§ Directions: Reproduce the records exactly. Leave the pictures out.

§ Material shown:
####################
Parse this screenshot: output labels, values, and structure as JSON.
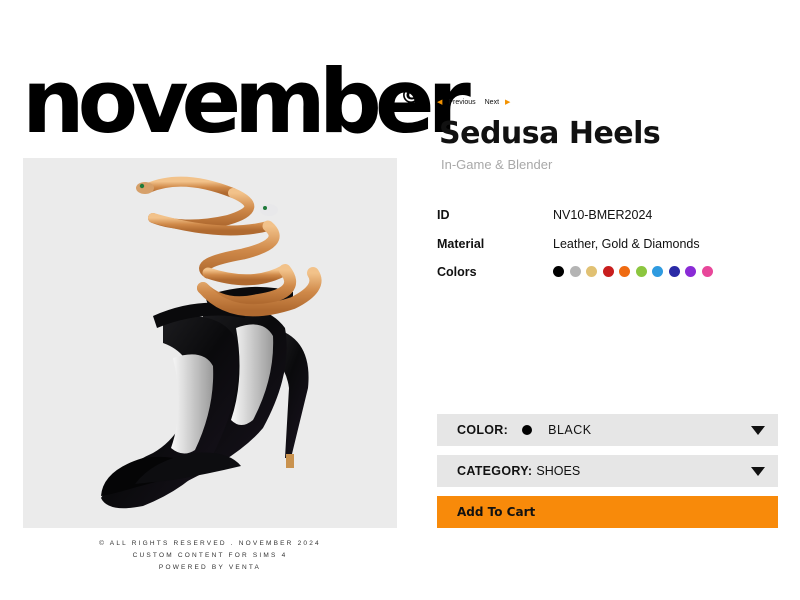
{
  "brand": {
    "logo_text": "november",
    "logo_mark": "©"
  },
  "footer": {
    "line1": "© ALL RIGHTS RESERVED . NOVEMBER 2024",
    "line2": "CUSTOM CONTENT FOR SIMS 4",
    "line3": "POWERED BY VENTA"
  },
  "pager": {
    "previous": "Previous",
    "next": "Next",
    "arrow_color": "#f39200"
  },
  "product": {
    "name": "Sedusa Heels",
    "subtitle": "In-Game & Blender",
    "image_icon": "snake-heels-illustration",
    "specs": {
      "id_label": "ID",
      "id_value": "NV10-BMER2024",
      "material_label": "Material",
      "material_value": "Leather, Gold & Diamonds",
      "colors_label": "Colors"
    },
    "color_swatches": [
      "#000000",
      "#b4b4b4",
      "#e1c173",
      "#c81e1e",
      "#ef6b12",
      "#8cc63f",
      "#2f9be0",
      "#2a2aa6",
      "#8a2bd6",
      "#e8479a"
    ]
  },
  "color_select": {
    "label": "COLOR:",
    "selected": "BLACK",
    "selected_color": "#000000"
  },
  "category_select": {
    "label": "CATEGORY:",
    "selected": "SHOES"
  },
  "cart": {
    "button_label": "Add To Cart",
    "accent": "#f88a0a"
  }
}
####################
§ Response:
Parse this screenshot: output labels, values, and structure as JSON.
{
  "brand": {
    "logo_text": "november",
    "logo_mark": "©"
  },
  "footer": {
    "line1": "© ALL RIGHTS RESERVED . NOVEMBER 2024",
    "line2": "CUSTOM CONTENT FOR SIMS 4",
    "line3": "POWERED BY VENTA"
  },
  "pager": {
    "previous": "Previous",
    "next": "Next",
    "arrow_color": "#f39200"
  },
  "product": {
    "name": "Sedusa Heels",
    "subtitle": "In-Game & Blender",
    "image_icon": "snake-heels-illustration",
    "specs": {
      "id_label": "ID",
      "id_value": "NV10-BMER2024",
      "material_label": "Material",
      "material_value": "Leather, Gold & Diamonds",
      "colors_label": "Colors"
    },
    "color_swatches": [
      "#000000",
      "#b4b4b4",
      "#e1c173",
      "#c81e1e",
      "#ef6b12",
      "#8cc63f",
      "#2f9be0",
      "#2a2aa6",
      "#8a2bd6",
      "#e8479a"
    ]
  },
  "color_select": {
    "label": "COLOR:",
    "selected": "BLACK",
    "selected_color": "#000000"
  },
  "category_select": {
    "label": "CATEGORY:",
    "selected": "SHOES"
  },
  "cart": {
    "button_label": "Add To Cart",
    "accent": "#f88a0a"
  }
}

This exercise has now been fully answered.